Jon and I noticed that it seems with each diverse group that immigrated to Kensington, they didn't take over the area to call it their own. Each group and era it came in added a layer beside the already existing layers. As you look around today, you feel each and every immigrant community who once called the streets of Kensington Market home. 

In saying all of this, you can see how all of your senses will be at work as you walk around the world in these few city blocks. And there is literally something for everyone and anyone. Beside an organic vegan café may be a Tibetan restaurant. Next to the Italian pizzeria is a vintage clothing shop. Beside one of the many cannabis dispensaries is a Mexican tortilleria.  You want a good Jamaican patty or a Chilean empanada and then go shopping for your fresh produce and meats, we know a few places.  Do you like to people watch? Dog watch? Street musician watch? You can do all of it on practically every street corner. 

But I digress, let's get back to this pedestrian party I mentioned earlier. 
The last Sunday of every month, from May until October, Pedestrian Sundays happen.

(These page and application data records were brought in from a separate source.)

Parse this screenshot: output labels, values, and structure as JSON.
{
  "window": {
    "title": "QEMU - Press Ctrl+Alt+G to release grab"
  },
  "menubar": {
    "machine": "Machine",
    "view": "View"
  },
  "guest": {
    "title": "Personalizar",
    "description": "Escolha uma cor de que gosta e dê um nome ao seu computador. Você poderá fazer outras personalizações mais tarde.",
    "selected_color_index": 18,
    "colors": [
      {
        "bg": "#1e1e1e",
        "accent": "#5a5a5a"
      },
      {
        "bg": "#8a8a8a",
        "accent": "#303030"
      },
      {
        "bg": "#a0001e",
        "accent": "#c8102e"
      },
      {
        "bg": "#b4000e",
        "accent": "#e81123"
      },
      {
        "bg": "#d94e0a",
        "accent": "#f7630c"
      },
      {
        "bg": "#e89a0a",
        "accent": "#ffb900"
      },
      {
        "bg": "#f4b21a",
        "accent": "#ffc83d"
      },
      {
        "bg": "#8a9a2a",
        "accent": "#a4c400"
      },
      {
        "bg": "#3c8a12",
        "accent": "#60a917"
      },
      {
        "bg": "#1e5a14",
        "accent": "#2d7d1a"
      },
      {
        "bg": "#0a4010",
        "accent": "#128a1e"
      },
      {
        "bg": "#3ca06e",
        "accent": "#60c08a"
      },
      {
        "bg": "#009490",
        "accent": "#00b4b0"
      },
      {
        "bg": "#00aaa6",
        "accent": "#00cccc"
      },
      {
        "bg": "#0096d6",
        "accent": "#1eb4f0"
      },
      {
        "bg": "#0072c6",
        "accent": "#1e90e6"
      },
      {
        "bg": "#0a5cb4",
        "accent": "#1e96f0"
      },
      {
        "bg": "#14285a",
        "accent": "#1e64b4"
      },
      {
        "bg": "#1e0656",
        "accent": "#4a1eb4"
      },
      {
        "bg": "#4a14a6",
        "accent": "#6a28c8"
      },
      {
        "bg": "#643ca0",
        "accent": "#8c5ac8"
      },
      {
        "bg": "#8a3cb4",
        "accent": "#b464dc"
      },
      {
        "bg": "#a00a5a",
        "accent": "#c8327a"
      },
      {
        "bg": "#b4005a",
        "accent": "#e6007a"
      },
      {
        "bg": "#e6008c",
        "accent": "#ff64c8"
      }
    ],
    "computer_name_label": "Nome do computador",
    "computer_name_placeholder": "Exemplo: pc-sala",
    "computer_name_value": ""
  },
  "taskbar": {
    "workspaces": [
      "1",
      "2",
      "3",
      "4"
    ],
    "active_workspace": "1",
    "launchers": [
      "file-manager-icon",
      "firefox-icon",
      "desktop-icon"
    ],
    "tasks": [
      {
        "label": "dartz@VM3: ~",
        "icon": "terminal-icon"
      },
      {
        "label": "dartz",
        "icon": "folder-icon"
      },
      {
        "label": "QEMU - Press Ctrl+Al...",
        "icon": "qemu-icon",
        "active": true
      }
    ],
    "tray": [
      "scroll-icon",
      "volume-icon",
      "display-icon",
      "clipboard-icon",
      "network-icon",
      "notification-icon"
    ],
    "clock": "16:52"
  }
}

From noon until 7pm there is a party in the streets that you won't soon forget. The streets are closed to any car traffic and then becomes a great rolling sea of people. Most of the shops and restaurants set up outside on the street to tempt you as you walk by, while musicians and artists litter the areas to entertain. From the Pedestrian Sundays we've been to, you also never know when you might find a flash mob or an unexpected parade erupting. I will put a disclaimer here *do not attempt Pedestrian Sundays if you don't like crowds*. It is the perfect opportunity to people watch until your eyes bleed, but for some that isn't their cup of tea. For those who try to stay away from crowds, mid-day during the week is when it's the calmest.

I could type for days about the history and feel of the Market, but since we are only aiming for a prologue sized blog (and not a novel) to add to our video, I will now glide into this segue ➟ watch our next vlog below! The first in our "Toronto Neighbourhood Series" — Kensington Market.